_YOUR TASK:_
Please reproduce the listing in its entirety, exactly as shown.
** Opening DATA FOR THIS TASK block **
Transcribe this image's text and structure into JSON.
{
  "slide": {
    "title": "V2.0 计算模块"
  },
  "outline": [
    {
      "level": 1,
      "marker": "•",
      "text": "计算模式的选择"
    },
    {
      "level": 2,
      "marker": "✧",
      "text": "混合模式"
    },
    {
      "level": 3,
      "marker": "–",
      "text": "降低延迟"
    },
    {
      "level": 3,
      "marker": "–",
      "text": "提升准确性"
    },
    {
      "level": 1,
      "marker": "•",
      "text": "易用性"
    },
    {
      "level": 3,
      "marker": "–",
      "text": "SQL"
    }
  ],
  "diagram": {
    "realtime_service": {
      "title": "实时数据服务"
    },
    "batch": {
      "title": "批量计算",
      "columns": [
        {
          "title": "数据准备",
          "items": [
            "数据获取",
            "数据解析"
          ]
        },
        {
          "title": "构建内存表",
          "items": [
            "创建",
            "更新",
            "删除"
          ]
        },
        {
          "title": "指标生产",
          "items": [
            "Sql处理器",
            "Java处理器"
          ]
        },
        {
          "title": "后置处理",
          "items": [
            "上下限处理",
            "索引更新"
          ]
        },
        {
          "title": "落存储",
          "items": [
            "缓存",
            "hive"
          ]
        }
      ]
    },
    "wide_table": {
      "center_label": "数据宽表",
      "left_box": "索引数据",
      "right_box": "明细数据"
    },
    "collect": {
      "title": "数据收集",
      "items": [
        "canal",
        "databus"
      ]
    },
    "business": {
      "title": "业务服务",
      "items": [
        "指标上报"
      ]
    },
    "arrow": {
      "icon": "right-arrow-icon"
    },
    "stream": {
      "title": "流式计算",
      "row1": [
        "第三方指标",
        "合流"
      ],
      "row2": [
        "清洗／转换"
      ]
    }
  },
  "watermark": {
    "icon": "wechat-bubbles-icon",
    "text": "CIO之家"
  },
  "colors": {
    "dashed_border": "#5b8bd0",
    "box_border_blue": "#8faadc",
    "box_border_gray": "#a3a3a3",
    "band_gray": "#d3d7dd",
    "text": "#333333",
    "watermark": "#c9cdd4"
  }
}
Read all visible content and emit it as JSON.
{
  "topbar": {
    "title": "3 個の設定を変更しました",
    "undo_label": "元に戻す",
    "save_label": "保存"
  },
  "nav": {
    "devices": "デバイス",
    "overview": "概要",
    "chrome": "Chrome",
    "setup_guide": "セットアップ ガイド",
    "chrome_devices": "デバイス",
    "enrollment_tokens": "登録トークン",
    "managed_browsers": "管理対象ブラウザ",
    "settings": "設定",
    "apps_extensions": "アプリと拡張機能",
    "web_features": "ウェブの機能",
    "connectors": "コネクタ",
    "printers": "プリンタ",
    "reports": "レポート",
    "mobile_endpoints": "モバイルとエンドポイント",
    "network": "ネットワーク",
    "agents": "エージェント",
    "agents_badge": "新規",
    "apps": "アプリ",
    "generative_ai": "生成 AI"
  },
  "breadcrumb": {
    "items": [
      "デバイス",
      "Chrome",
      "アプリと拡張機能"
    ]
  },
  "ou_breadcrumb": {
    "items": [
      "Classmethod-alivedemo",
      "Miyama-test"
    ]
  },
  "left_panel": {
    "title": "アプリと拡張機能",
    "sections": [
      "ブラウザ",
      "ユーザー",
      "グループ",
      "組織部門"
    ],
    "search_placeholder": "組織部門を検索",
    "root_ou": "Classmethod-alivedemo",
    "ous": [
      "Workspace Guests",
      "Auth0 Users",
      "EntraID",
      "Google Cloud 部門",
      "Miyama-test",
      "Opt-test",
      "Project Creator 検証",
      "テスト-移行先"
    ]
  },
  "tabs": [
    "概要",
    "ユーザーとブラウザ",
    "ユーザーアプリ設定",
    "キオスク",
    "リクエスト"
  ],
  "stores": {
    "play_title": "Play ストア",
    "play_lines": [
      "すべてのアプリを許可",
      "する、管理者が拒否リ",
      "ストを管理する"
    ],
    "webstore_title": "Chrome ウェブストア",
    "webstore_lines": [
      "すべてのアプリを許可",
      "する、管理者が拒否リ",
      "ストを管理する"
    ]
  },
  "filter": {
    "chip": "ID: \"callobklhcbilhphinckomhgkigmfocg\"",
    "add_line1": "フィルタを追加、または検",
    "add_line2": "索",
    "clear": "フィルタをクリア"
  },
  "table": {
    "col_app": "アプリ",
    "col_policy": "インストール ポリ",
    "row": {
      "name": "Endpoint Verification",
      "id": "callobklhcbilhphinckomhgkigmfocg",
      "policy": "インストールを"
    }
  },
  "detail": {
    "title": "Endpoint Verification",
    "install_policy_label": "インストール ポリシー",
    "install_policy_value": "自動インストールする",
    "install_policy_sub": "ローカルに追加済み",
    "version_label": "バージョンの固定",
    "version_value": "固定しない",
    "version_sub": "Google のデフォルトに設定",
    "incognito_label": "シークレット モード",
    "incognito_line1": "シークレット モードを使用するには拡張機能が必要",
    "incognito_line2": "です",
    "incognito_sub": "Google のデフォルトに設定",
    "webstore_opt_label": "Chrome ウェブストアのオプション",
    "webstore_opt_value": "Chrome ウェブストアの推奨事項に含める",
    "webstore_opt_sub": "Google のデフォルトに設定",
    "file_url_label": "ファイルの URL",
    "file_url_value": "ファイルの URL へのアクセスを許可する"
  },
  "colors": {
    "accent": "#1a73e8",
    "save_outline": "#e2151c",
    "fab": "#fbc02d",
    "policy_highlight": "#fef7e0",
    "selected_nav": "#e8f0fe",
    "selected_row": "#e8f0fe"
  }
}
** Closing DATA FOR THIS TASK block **
_SOLUTION:_
Transcribe this image's text and structure into JSON.
{
  "slide": {
    "title": "V2.0 计算模块"
  },
  "outline": [
    {
      "level": 1,
      "marker": "•",
      "text": "计算模式的选择"
    },
    {
      "level": 2,
      "marker": "✧",
      "text": "混合模式"
    },
    {
      "level": 3,
      "marker": "–",
      "text": "降低延迟"
    },
    {
      "level": 3,
      "marker": "–",
      "text": "提升准确性"
    },
    {
      "level": 1,
      "marker": "•",
      "text": "易用性"
    },
    {
      "level": 3,
      "marker": "–",
      "text": "SQL"
    }
  ],
  "diagram": {
    "realtime_service": {
      "title": "实时数据服务"
    },
    "batch": {
      "title": "批量计算",
      "columns": [
        {
          "title": "数据准备",
          "items": [
            "数据获取",
            "数据解析"
          ]
        },
        {
          "title": "构建内存表",
          "items": [
            "创建",
            "更新",
            "删除"
          ]
        },
        {
          "title": "指标生产",
          "items": [
            "Sql处理器",
            "Java处理器"
          ]
        },
        {
          "title": "后置处理",
          "items": [
            "上下限处理",
            "索引更新"
          ]
        },
        {
          "title": "落存储",
          "items": [
            "缓存",
            "hive"
          ]
        }
      ]
    },
    "wide_table": {
      "center_label": "数据宽表",
      "left_box": "索引数据",
      "right_box": "明细数据"
    },
    "collect": {
      "title": "数据收集",
      "items": [
        "canal",
        "databus"
      ]
    },
    "business": {
      "title": "业务服务",
      "items": [
        "指标上报"
      ]
    },
    "arrow": {
      "icon": "right-arrow-icon"
    },
    "stream": {
      "title": "流式计算",
      "row1": [
        "第三方指标",
        "合流"
      ],
      "row2": [
        "清洗／转换"
      ]
    }
  },
  "watermark": {
    "icon": "wechat-bubbles-icon",
    "text": "CIO之家"
  },
  "colors": {
    "dashed_border": "#5b8bd0",
    "box_border_blue": "#8faadc",
    "box_border_gray": "#a3a3a3",
    "band_gray": "#d3d7dd",
    "text": "#333333",
    "watermark": "#c9cdd4"
  }
}
Read all visible content and emit it as JSON.
{
  "topbar": {
    "title": "3 個の設定を変更しました",
    "undo_label": "元に戻す",
    "save_label": "保存"
  },
  "nav": {
    "devices": "デバイス",
    "overview": "概要",
    "chrome": "Chrome",
    "setup_guide": "セットアップ ガイド",
    "chrome_devices": "デバイス",
    "enrollment_tokens": "登録トークン",
    "managed_browsers": "管理対象ブラウザ",
    "settings": "設定",
    "apps_extensions": "アプリと拡張機能",
    "web_features": "ウェブの機能",
    "connectors": "コネクタ",
    "printers": "プリンタ",
    "reports": "レポート",
    "mobile_endpoints": "モバイルとエンドポイント",
    "network": "ネットワーク",
    "agents": "エージェント",
    "agents_badge": "新規",
    "apps": "アプリ",
    "generative_ai": "生成 AI"
  },
  "breadcrumb": {
    "items": [
      "デバイス",
      "Chrome",
      "アプリと拡張機能"
    ]
  },
  "ou_breadcrumb": {
    "items": [
      "Classmethod-alivedemo",
      "Miyama-test"
    ]
  },
  "left_panel": {
    "title": "アプリと拡張機能",
    "sections": [
      "ブラウザ",
      "ユーザー",
      "グループ",
      "組織部門"
    ],
    "search_placeholder": "組織部門を検索",
    "root_ou": "Classmethod-alivedemo",
    "ous": [
      "Workspace Guests",
      "Auth0 Users",
      "EntraID",
      "Google Cloud 部門",
      "Miyama-test",
      "Opt-test",
      "Project Creator 検証",
      "テスト-移行先"
    ]
  },
  "tabs": [
    "概要",
    "ユーザーとブラウザ",
    "ユーザーアプリ設定",
    "キオスク",
    "リクエスト"
  ],
  "stores": {
    "play_title": "Play ストア",
    "play_lines": [
      "すべてのアプリを許可",
      "する、管理者が拒否リ",
      "ストを管理する"
    ],
    "webstore_title": "Chrome ウェブストア",
    "webstore_lines": [
      "すべてのアプリを許可",
      "する、管理者が拒否リ",
      "ストを管理する"
    ]
  },
  "filter": {
    "chip": "ID: \"callobklhcbilhphinckomhgkigmfocg\"",
    "add_line1": "フィルタを追加、または検",
    "add_line2": "索",
    "clear": "フィルタをクリア"
  },
  "table": {
    "col_app": "アプリ",
    "col_policy": "インストール ポリ",
    "row": {
      "name": "Endpoint Verification",
      "id": "callobklhcbilhphinckomhgkigmfocg",
      "policy": "インストールを"
    }
  },
  "detail": {
    "title": "Endpoint Verification",
    "install_policy_label": "インストール ポリシー",
    "install_policy_value": "自動インストールする",
    "install_policy_sub": "ローカルに追加済み",
    "version_label": "バージョンの固定",
    "version_value": "固定しない",
    "version_sub": "Google のデフォルトに設定",
    "incognito_label": "シークレット モード",
    "incognito_line1": "シークレット モードを使用するには拡張機能が必要",
    "incognito_line2": "です",
    "incognito_sub": "Google のデフォルトに設定",
    "webstore_opt_label": "Chrome ウェブストアのオプション",
    "webstore_opt_value": "Chrome ウェブストアの推奨事項に含める",
    "webstore_opt_sub": "Google のデフォルトに設定",
    "file_url_label": "ファイルの URL",
    "file_url_value": "ファイルの URL へのアクセスを許可する"
  },
  "colors": {
    "accent": "#1a73e8",
    "save_outline": "#e2151c",
    "fab": "#fbc02d",
    "policy_highlight": "#fef7e0",
    "selected_nav": "#e8f0fe",
    "selected_row": "#e8f0fe"
  }
}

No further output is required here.